• EXERCISE BRIEF:
Below is a set of records; reproduce them exactly without their pictures.

=== Begin Enclosure ===

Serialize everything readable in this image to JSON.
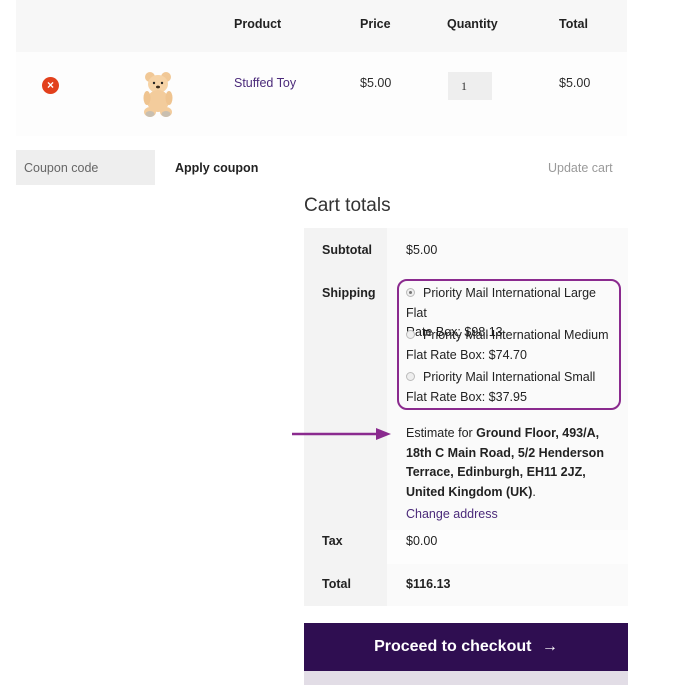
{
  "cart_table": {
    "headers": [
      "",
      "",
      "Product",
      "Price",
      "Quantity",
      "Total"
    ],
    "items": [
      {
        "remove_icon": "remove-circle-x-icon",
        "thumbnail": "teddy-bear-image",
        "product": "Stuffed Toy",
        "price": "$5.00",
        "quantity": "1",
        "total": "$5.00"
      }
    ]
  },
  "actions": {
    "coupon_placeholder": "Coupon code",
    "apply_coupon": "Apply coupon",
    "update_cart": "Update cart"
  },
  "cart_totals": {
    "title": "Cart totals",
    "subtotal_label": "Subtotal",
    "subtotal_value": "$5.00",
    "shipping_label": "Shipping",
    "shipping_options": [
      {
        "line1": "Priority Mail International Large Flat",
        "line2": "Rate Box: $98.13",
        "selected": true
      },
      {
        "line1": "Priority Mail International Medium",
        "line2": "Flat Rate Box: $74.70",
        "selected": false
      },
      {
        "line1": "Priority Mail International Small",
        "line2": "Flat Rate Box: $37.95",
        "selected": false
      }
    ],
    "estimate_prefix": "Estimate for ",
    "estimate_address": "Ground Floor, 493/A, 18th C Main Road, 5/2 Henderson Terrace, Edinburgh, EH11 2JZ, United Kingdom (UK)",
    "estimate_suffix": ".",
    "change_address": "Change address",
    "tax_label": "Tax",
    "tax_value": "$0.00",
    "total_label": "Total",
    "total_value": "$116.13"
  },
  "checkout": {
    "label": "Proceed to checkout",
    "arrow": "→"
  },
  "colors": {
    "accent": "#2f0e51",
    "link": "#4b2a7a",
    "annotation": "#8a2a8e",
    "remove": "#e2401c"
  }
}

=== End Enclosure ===

• COMPLETED TASK:
Serialize everything readable in this image to JSON.
{
  "cart_table": {
    "headers": [
      "",
      "",
      "Product",
      "Price",
      "Quantity",
      "Total"
    ],
    "items": [
      {
        "remove_icon": "remove-circle-x-icon",
        "thumbnail": "teddy-bear-image",
        "product": "Stuffed Toy",
        "price": "$5.00",
        "quantity": "1",
        "total": "$5.00"
      }
    ]
  },
  "actions": {
    "coupon_placeholder": "Coupon code",
    "apply_coupon": "Apply coupon",
    "update_cart": "Update cart"
  },
  "cart_totals": {
    "title": "Cart totals",
    "subtotal_label": "Subtotal",
    "subtotal_value": "$5.00",
    "shipping_label": "Shipping",
    "shipping_options": [
      {
        "line1": "Priority Mail International Large Flat",
        "line2": "Rate Box: $98.13",
        "selected": true
      },
      {
        "line1": "Priority Mail International Medium",
        "line2": "Flat Rate Box: $74.70",
        "selected": false
      },
      {
        "line1": "Priority Mail International Small",
        "line2": "Flat Rate Box: $37.95",
        "selected": false
      }
    ],
    "estimate_prefix": "Estimate for ",
    "estimate_address": "Ground Floor, 493/A, 18th C Main Road, 5/2 Henderson Terrace, Edinburgh, EH11 2JZ, United Kingdom (UK)",
    "estimate_suffix": ".",
    "change_address": "Change address",
    "tax_label": "Tax",
    "tax_value": "$0.00",
    "total_label": "Total",
    "total_value": "$116.13"
  },
  "checkout": {
    "label": "Proceed to checkout",
    "arrow": "→"
  },
  "colors": {
    "accent": "#2f0e51",
    "link": "#4b2a7a",
    "annotation": "#8a2a8e",
    "remove": "#e2401c"
  }
}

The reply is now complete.